[Task description]
Each line of the data below either holds "محتوای" or does not. Report how many do, and only that.

[The data]
>>>>
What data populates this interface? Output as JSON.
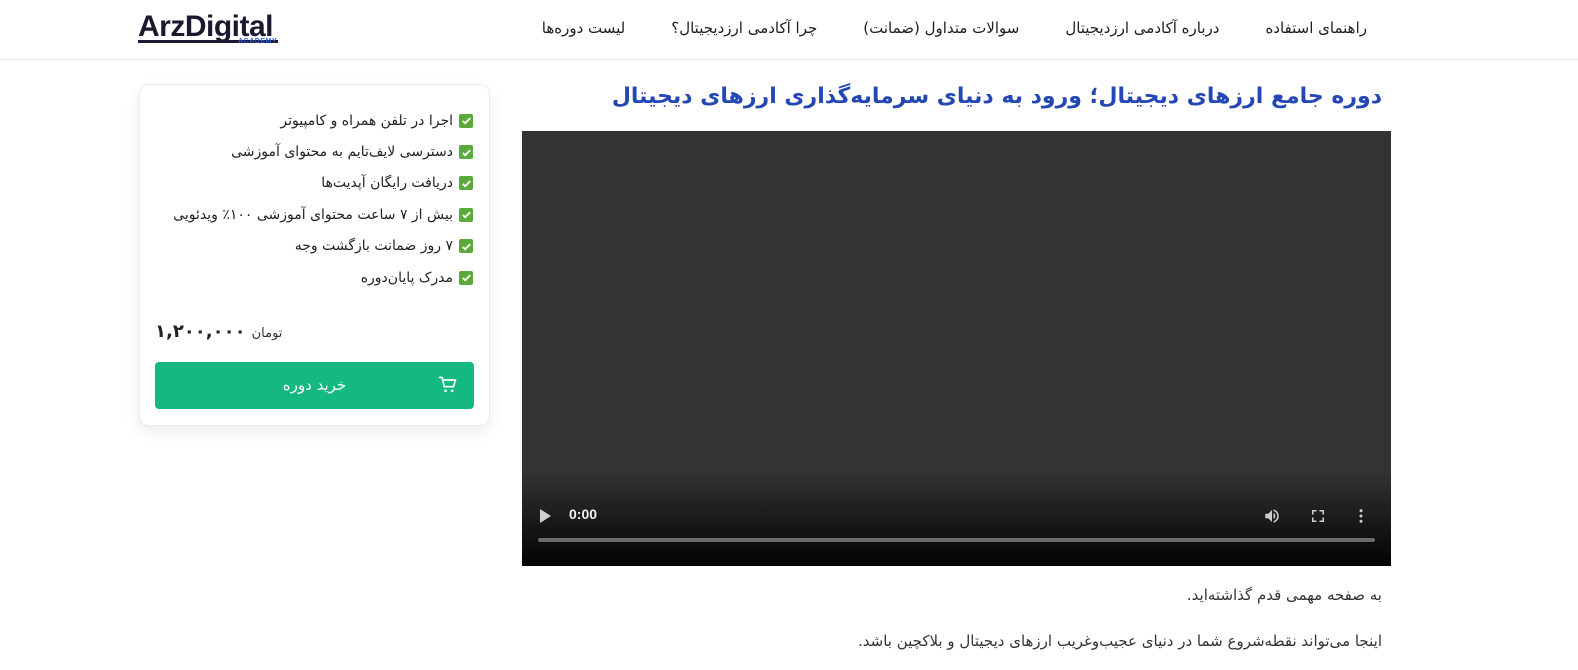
{
  "header": {
    "logo": {
      "text": "ArzDigital",
      "sub": "ACADEMY"
    },
    "nav": [
      {
        "label": "لیست دوره‌ها"
      },
      {
        "label": "چرا آکادمی ارزدیجیتال؟"
      },
      {
        "label": "سوالات متداول (ضمانت)"
      },
      {
        "label": "درباره آکادمی ارزدیجیتال"
      },
      {
        "label": "راهنمای استفاده"
      }
    ]
  },
  "main": {
    "title": "دوره جامع ارزهای دیجیتال؛ ورود به دنیای سرمایه‌گذاری ارزهای دیجیتال",
    "video": {
      "time": "0:00",
      "progress": 0
    },
    "paragraphs": [
      "به صفحه مهمی قدم گذاشته‌اید.",
      "اینجا می‌تواند نقطه‌شروع شما در دنیای عجیب‌وغریب ارزهای دیجیتال و بلاکچین باشد."
    ]
  },
  "sidebar": {
    "features": [
      {
        "icon": "check-icon",
        "text": "اجرا در تلفن همراه و کامپیوتر"
      },
      {
        "icon": "check-icon",
        "text": "دسترسی لایف‌تایم به محتوای آموزشی"
      },
      {
        "icon": "check-icon",
        "text": "دریافت رایگان آپدیت‌ها"
      },
      {
        "icon": "check-icon",
        "text": "بیش از ۷ ساعت محتوای آموزشی ۱۰۰٪ ویدئویی"
      },
      {
        "icon": "check-icon",
        "text": "۷ روز ضمانت بازگشت وجه"
      },
      {
        "icon": "check-icon",
        "text": "مدرک پایان‌دوره"
      }
    ],
    "price": {
      "amount": "۱,۲۰۰,۰۰۰",
      "currency": "تومان"
    },
    "buy_label": "خرید دوره"
  },
  "colors": {
    "title": "#2347b5",
    "buy_button": "#14b883",
    "check": "#5aaa3c",
    "video_bg": "#333333"
  }
}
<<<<
[Problem solution]
2